The hysterical reaction to Mitt Romney’s naming of Paul Ryan has been nothing short of comedic for those of us who bother with such trifles; every one of the usual suspects from the loons at MSNBC to the more mainstream hacks like Brian Williams and Diane Sawyer have that deer-in-the-headlights panicked expression as they intone their admonitions in that most ominous mock seriousness. At the same time Tea Partiers, fiscal conservatives and capitalists of every stripe cheer the advent of one so full of straight talk and that all important (and mostly absent from post-modern politics) BS repellent, the facts. But there is more to it than the moment, the message, or the star power of the young man. The pick of Ryan is a critically important lens into the very soul of the guy who did it.
Newsweek, that moribund, barely breathing organ of the American Left, made reference—on the cover, no less—to some kind of “wimp factor” that they would have us believe dogs the presumptive nominee. Hogwash. And to demonstrate the efficacy of that epithet, witness the naming of a buff, incisive, forthright, handsome, quick-witted nice guy. Wimps fear competition, they cannot brook threatening strength and they most certainly panic at the specter of one who might successfully vie for attention on a common stage. But as Kevin Williamson points out this week in National Review (“Like a Boss,” page 16), Romney is in every sense of the term an alpha male. Who else chooses a hunk whose pastimes include body building and bow hunting, as well as the architect of the first common sense look at the federal deficit in modern times, as his running mate? Only a man who is absolutely comfortable in his own skin, knows himself and his own character, and more, only a man who not only enjoys strong company but one who, as leader, demands it.

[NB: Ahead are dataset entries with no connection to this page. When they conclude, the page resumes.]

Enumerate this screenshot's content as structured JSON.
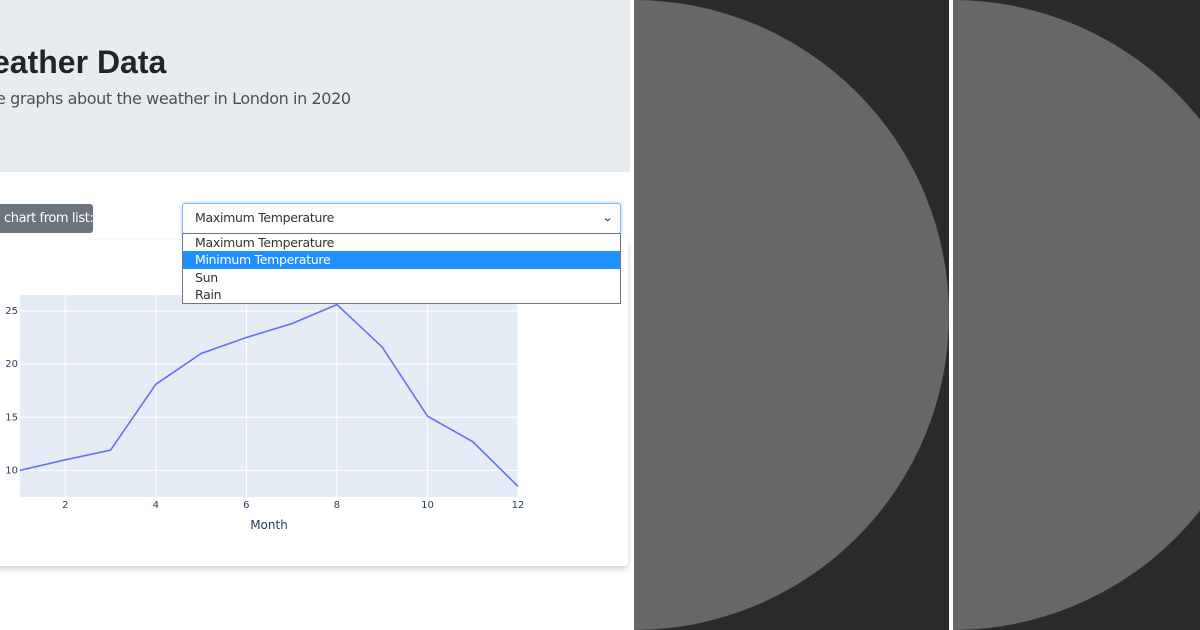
{
  "header": {
    "title": "eather Data",
    "subtitle": "e graphs about the weather in London in 2020"
  },
  "controls": {
    "select_label": "chart from list:",
    "select_value": "Maximum Temperature",
    "options": [
      {
        "label": "Maximum Temperature",
        "selected": false
      },
      {
        "label": "Minimum Temperature",
        "selected": true
      },
      {
        "label": "Sun",
        "selected": false
      },
      {
        "label": "Rain",
        "selected": false
      }
    ]
  },
  "chart_data": {
    "type": "line",
    "title": "",
    "xlabel": "Month",
    "ylabel": "",
    "x": [
      1,
      2,
      3,
      4,
      5,
      6,
      7,
      8,
      9,
      10,
      11,
      12
    ],
    "series": [
      {
        "values": [
          10.0,
          11.0,
          11.9,
          18.1,
          21.0,
          22.5,
          23.8,
          25.6,
          21.6,
          15.1,
          12.7,
          8.5
        ]
      }
    ],
    "xticks": [
      "2",
      "4",
      "6",
      "8",
      "10",
      "12"
    ],
    "yticks": [
      "10",
      "15",
      "20",
      "25"
    ],
    "xlim": [
      1,
      12
    ],
    "ylim": [
      7.5,
      26.5
    ],
    "grid": true,
    "colors": {
      "line": "#636efa",
      "plot_bg": "#e5ecf6",
      "grid": "#ffffff"
    }
  },
  "colors": {
    "jumbotron_bg": "#e9ecef",
    "label_bg": "#6c757d",
    "option_highlight": "#1e90ff",
    "dark_panel": "#2a2a2a",
    "circle": "#676767"
  },
  "icons": {
    "select_arrow": "chevron-down-icon"
  }
}
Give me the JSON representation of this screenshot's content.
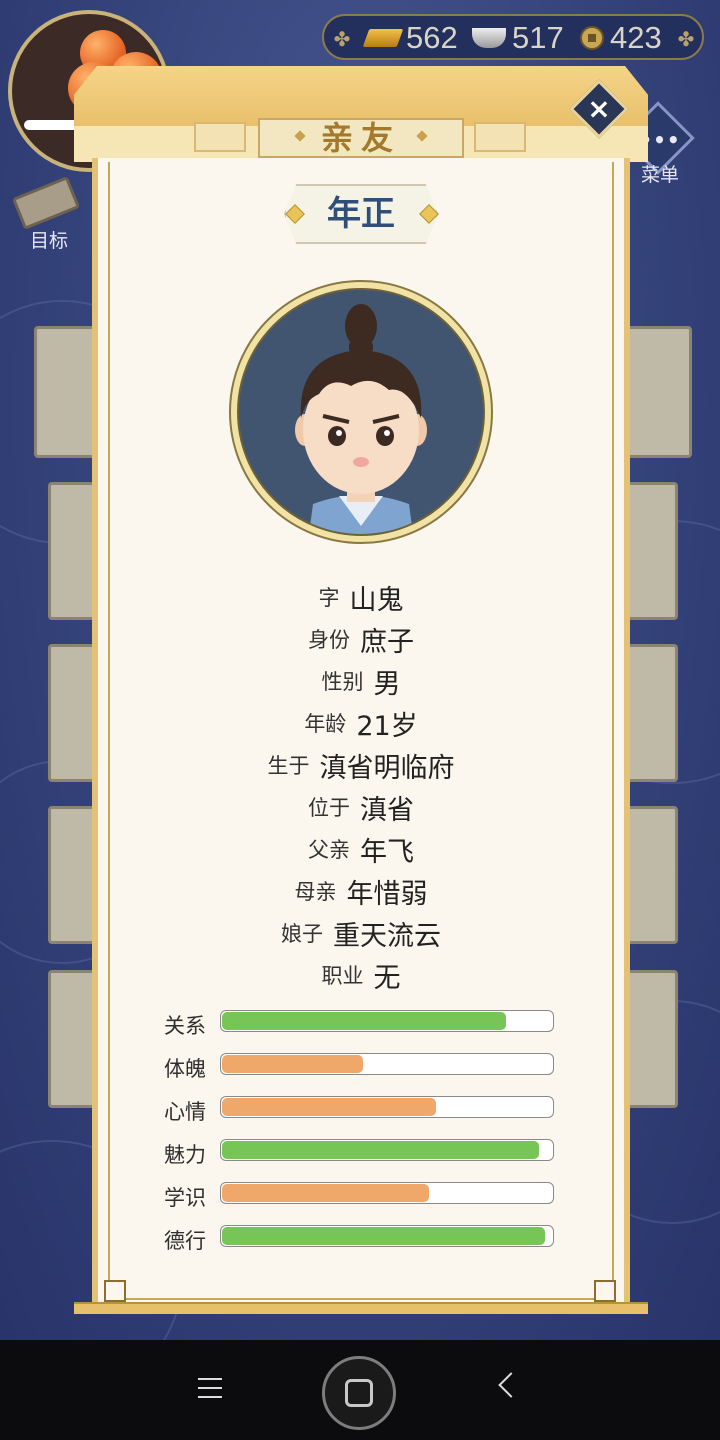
{
  "resources": {
    "gold": "562",
    "silver": "517",
    "coins": "423"
  },
  "hud": {
    "menu_dots": "•••",
    "menu_label": "菜单",
    "goal_label": "目标"
  },
  "dialog": {
    "title": "亲友",
    "close_icon": "×",
    "name": "年正",
    "info": [
      {
        "key": "字",
        "value": "山鬼"
      },
      {
        "key": "身份",
        "value": "庶子"
      },
      {
        "key": "性别",
        "value": "男"
      },
      {
        "key": "年龄",
        "value": "21岁"
      },
      {
        "key": "生于",
        "value": "滇省明临府"
      },
      {
        "key": "位于",
        "value": "滇省"
      },
      {
        "key": "父亲",
        "value": "年飞"
      },
      {
        "key": "母亲",
        "value": "年惜弱"
      },
      {
        "key": "娘子",
        "value": "重天流云"
      },
      {
        "key": "职业",
        "value": "无"
      }
    ],
    "stats": [
      {
        "label": "关系",
        "level": 0.86,
        "color": "#77c556"
      },
      {
        "label": "体魄",
        "level": 0.43,
        "color": "#f0a86a"
      },
      {
        "label": "心情",
        "level": 0.65,
        "color": "#f0a86a"
      },
      {
        "label": "魅力",
        "level": 0.96,
        "color": "#77c556"
      },
      {
        "label": "学识",
        "level": 0.63,
        "color": "#f0a86a"
      },
      {
        "label": "德行",
        "level": 0.98,
        "color": "#77c556"
      }
    ]
  },
  "colors": {
    "accent_green": "#77c556",
    "accent_orange": "#f0a86a",
    "name_blue": "#2f4f79"
  }
}
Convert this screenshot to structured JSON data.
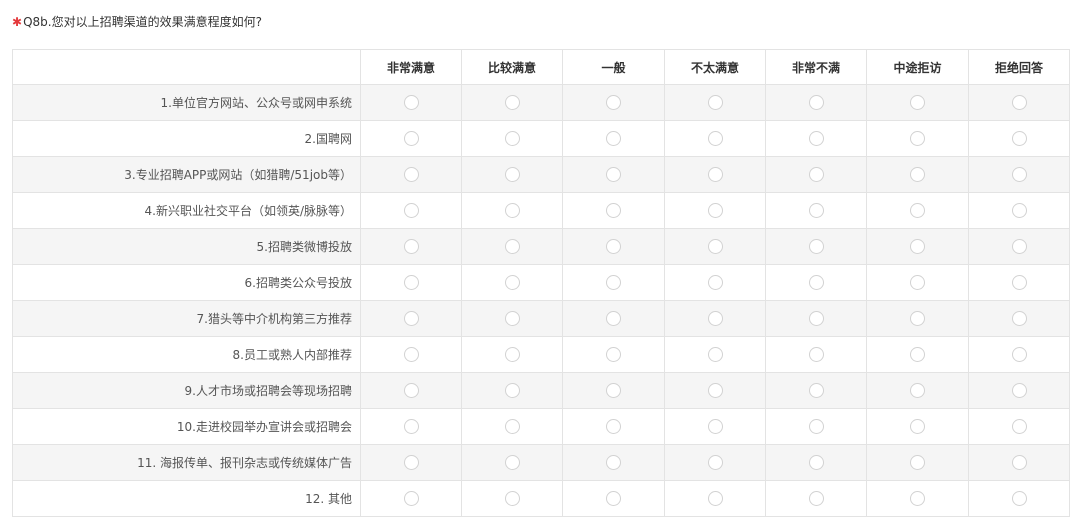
{
  "question": {
    "required_mark": "✱",
    "text": "Q8b.您对以上招聘渠道的效果满意程度如何?"
  },
  "columns": [
    "非常满意",
    "比较满意",
    "一般",
    "不太满意",
    "非常不满",
    "中途拒访",
    "拒绝回答"
  ],
  "rows": [
    "1.单位官方网站、公众号或网申系统",
    "2.国聘网",
    "3.专业招聘APP或网站（如猎聘/51job等）",
    "4.新兴职业社交平台（如领英/脉脉等）",
    "5.招聘类微博投放",
    "6.招聘类公众号投放",
    "7.猎头等中介机构第三方推荐",
    "8.员工或熟人内部推荐",
    "9.人才市场或招聘会等现场招聘",
    "10.走进校园举办宣讲会或招聘会",
    "11. 海报传单、报刊杂志或传统媒体广告",
    "12. 其他"
  ],
  "colors": {
    "required": "#e4393c",
    "border": "#e3e3e3",
    "stripe": "#f5f5f5"
  }
}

While it is clearly too early to start drawing parallels, the last guy to hold the big boy chair with that kind of self-confidence and clarity was Ronald Reagan, a man known his whole life for his principled independence, strength of character and moral resolve.
The Ryan pick tells us more about the man than just his tastes in strong people; it is a window into his brand of leadership, his desire to put success before self, and his fundamental requirement that those around him be powerful and competent in their own right. Just imagine a cabinet full of the likes of Paul Ryan; finally we could look on them around that big table without having to fight off images of the bar scene in Star Wars. No kooks or wacked out pseudo-intellectuals, no bomb-throwing left-over hippies, and no more tax cheats in the very epicenter of the seat of Western power. Instead, if we can glean anything from Mitt’s choice of Ryan, it is that the man will seek, discover, choose and then empower the best people he can find. He did it at Bain Capital, where he not only got rich but enriched those around him and routinely saved the jobs of—thereby enriching—thousands of people whose employers were foundering. Ryan is matinee eye candy for the ladies, alpha male carnivore for the guys, and the big dog who is striking fear and dread in the squishy hearts of the world of post-modern liberals everywhere. But if you like Paul, thank the guy who made him famous, the text book non-wimp, Mitt Romney—leader, wealth producer, and advocate of excellence. He will win.